**Work to be completed:** Write out all of the records precisely. Skip anything that is a picture.

**Information given:**
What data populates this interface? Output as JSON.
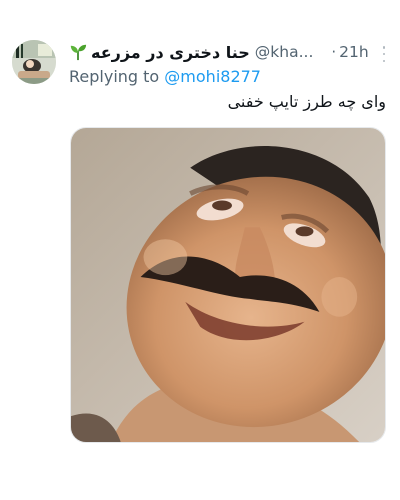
{
  "tweet": {
    "avatar_icon": "profile-avatar",
    "badge_icon": "sprout-icon",
    "display_name": "حنا دختری در مزرعه",
    "handle": "@kha...",
    "separator": "·",
    "time": "21h",
    "more_icon": "more-options-icon",
    "replying_prefix": "Replying to",
    "replying_to": "@mohi8277",
    "text": "وای چه طرز  تایپ خفنی",
    "media_icon": "meme-face-image"
  },
  "colors": {
    "text_primary": "#0f1419",
    "text_secondary": "#536471",
    "link": "#1d9bf0"
  }
}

**Task response:**
What data populates this interface? Output as JSON.
{
  "tweet": {
    "avatar_icon": "profile-avatar",
    "badge_icon": "sprout-icon",
    "display_name": "حنا دختری در مزرعه",
    "handle": "@kha...",
    "separator": "·",
    "time": "21h",
    "more_icon": "more-options-icon",
    "replying_prefix": "Replying to",
    "replying_to": "@mohi8277",
    "text": "وای چه طرز  تایپ خفنی",
    "media_icon": "meme-face-image"
  },
  "colors": {
    "text_primary": "#0f1419",
    "text_secondary": "#536471",
    "link": "#1d9bf0"
  }
}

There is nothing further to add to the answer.